Yes, eggs and potatoes again. This is the real world and sometimes there are repeats in the real world. Actually, LOTS of times there are repeats. This is a good recipe to have in your arsenal. You probably have all the ingredients (or approximations) kicking around in the fridge. We don’t always have spinach. Romaine works just as well. We also don’t use 2 pounds of greens – maybe most of the head of Romaine or about 3/4 a bag of spinach. Once you put the dressing on, you must eat the greens. They don’t keep . . . at all. So, I just dress what I think we will eat. I love the dressing. It has lots of vinegar so there is a nice tang. I use sherry vinegar if I have it. It is complex, but has a softness to it at the same time. The Dijon mustard adds a nice punch.

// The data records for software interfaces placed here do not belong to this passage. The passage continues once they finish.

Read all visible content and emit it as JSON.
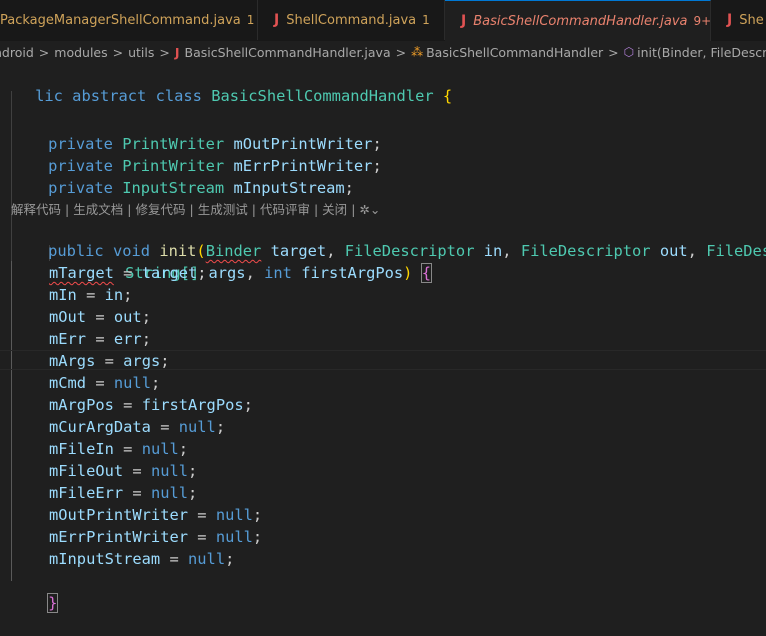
{
  "tabs": [
    {
      "label": "PackageManagerShellCommand.java",
      "count": "1",
      "modified": true
    },
    {
      "label": "ShellCommand.java",
      "count": "1"
    },
    {
      "label": "BasicShellCommandHandler.java",
      "count": "9+",
      "close": "×"
    },
    {
      "label": "She"
    }
  ],
  "breadcrumb": {
    "segments": [
      "ndroid",
      "modules",
      "utils",
      "BasicShellCommandHandler.java",
      "BasicShellCommandHandler",
      "init(Binder, FileDescriptor, F"
    ],
    "separator": ">"
  },
  "code_lens": {
    "items": [
      "解释代码",
      "生成文档",
      "修复代码",
      "生成测试",
      "代码评审",
      "关闭"
    ],
    "separator": "|"
  },
  "code": {
    "class_decl": {
      "pre": "lic",
      "abstract": "abstract",
      "class": "class",
      "name": "BasicShellCommandHandler",
      "open": "{"
    },
    "fields": [
      {
        "mod": "private",
        "type": "PrintWriter",
        "name": "mOutPrintWriter"
      },
      {
        "mod": "private",
        "type": "PrintWriter",
        "name": "mErrPrintWriter"
      },
      {
        "mod": "private",
        "type": "InputStream",
        "name": "mInputStream"
      }
    ],
    "method": {
      "mod": "public",
      "ret": "void",
      "name": "init",
      "p1_type": "Binder",
      "p1_name": "target",
      "p2_type": "FileDescriptor",
      "p2_name": "in",
      "p3_type": "FileDescriptor",
      "p3_name": "out",
      "p4_type": "FileDesc",
      "p5_type": "String[]",
      "p5_name": "args",
      "p6_type": "int",
      "p6_name": "firstArgPos",
      "open": "{"
    },
    "assignments": [
      {
        "lhs": "mTarget",
        "rhs": "target",
        "rhs_kind": "var"
      },
      {
        "lhs": "mIn",
        "rhs": "in",
        "rhs_kind": "var"
      },
      {
        "lhs": "mOut",
        "rhs": "out",
        "rhs_kind": "var"
      },
      {
        "lhs": "mErr",
        "rhs": "err",
        "rhs_kind": "var"
      },
      {
        "lhs": "mArgs",
        "rhs": "args",
        "rhs_kind": "var"
      },
      {
        "lhs": "mCmd",
        "rhs": "null",
        "rhs_kind": "kw"
      },
      {
        "lhs": "mArgPos",
        "rhs": "firstArgPos",
        "rhs_kind": "var"
      },
      {
        "lhs": "mCurArgData",
        "rhs": "null",
        "rhs_kind": "kw"
      },
      {
        "lhs": "mFileIn",
        "rhs": "null",
        "rhs_kind": "kw"
      },
      {
        "lhs": "mFileOut",
        "rhs": "null",
        "rhs_kind": "kw"
      },
      {
        "lhs": "mFileErr",
        "rhs": "null",
        "rhs_kind": "kw"
      },
      {
        "lhs": "mOutPrintWriter",
        "rhs": "null",
        "rhs_kind": "kw"
      },
      {
        "lhs": "mErrPrintWriter",
        "rhs": "null",
        "rhs_kind": "kw"
      },
      {
        "lhs": "mInputStream",
        "rhs": "null",
        "rhs_kind": "kw"
      }
    ],
    "close": "}"
  },
  "colors": {
    "background": "#1f1f1f",
    "keyword": "#569cd6",
    "type": "#4ec9b0",
    "variable": "#9cdcfe",
    "function": "#dcdcaa",
    "active_tab_text": "#e9826e",
    "modified_tab_text": "#cfa35a",
    "java_icon": "#e05252"
  },
  "icons": {
    "java_file": "java-file-icon",
    "class": "class-icon",
    "method": "method-icon",
    "lens_logo": "ai-assistant-icon",
    "close": "close-icon"
  }
}
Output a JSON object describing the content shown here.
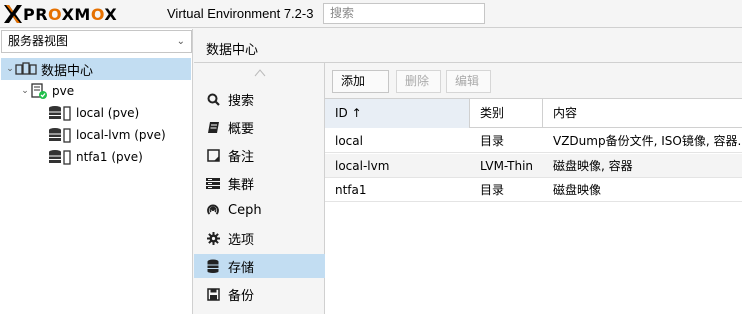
{
  "topbar": {
    "logo_text_1": "PR",
    "logo_o": "O",
    "logo_text_2": "XM",
    "logo_o2": "O",
    "logo_text_3": "X",
    "version": "Virtual Environment 7.2-3",
    "search_placeholder": "搜索"
  },
  "left": {
    "view_selector": "服务器视图",
    "tree": [
      {
        "label": "数据中心",
        "icon": "datacenter-icon"
      },
      {
        "label": "pve",
        "icon": "server-online-icon"
      },
      {
        "label": "local (pve)",
        "icon": "storage-icon"
      },
      {
        "label": "local-lvm (pve)",
        "icon": "storage-icon"
      },
      {
        "label": "ntfa1 (pve)",
        "icon": "storage-icon"
      }
    ]
  },
  "right": {
    "title": "数据中心",
    "menu": [
      {
        "label": "搜索",
        "icon": "search-icon"
      },
      {
        "label": "概要",
        "icon": "book-icon"
      },
      {
        "label": "备注",
        "icon": "note-icon"
      },
      {
        "label": "集群",
        "icon": "server-stack-icon"
      },
      {
        "label": "Ceph",
        "icon": "ceph-icon"
      },
      {
        "label": "选项",
        "icon": "gear-icon"
      },
      {
        "label": "存储",
        "icon": "database-icon"
      },
      {
        "label": "备份",
        "icon": "floppy-icon"
      }
    ],
    "toolbar": {
      "add": "添加",
      "remove": "删除",
      "edit": "编辑"
    },
    "columns": [
      "ID ↑",
      "类别",
      "内容"
    ],
    "rows": [
      {
        "id": "local",
        "type": "目录",
        "content": "VZDump备份文件, ISO镜像, 容器..."
      },
      {
        "id": "local-lvm",
        "type": "LVM-Thin",
        "content": "磁盘映像, 容器"
      },
      {
        "id": "ntfa1",
        "type": "目录",
        "content": "磁盘映像"
      }
    ]
  },
  "colors": {
    "accent_orange": "#e57000",
    "selection_blue": "#c2ddf2",
    "online_green": "#21bf4b"
  }
}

Tomorrow, I am hanging up my yoga pants and cooking again. Hint: it rhymes with ‘awful’.


Me:     I was having a drink, remember?

Scott: A (“That’s one of my favorites”)

Luca:  A (“Hmm. I’d give it an A, but not an A+ because there are some things that are better, but it IS good”)

Alia:   D (This is one of her unfavorite meals due to the presence of crunchy greens. She did eat the egg and potato, however)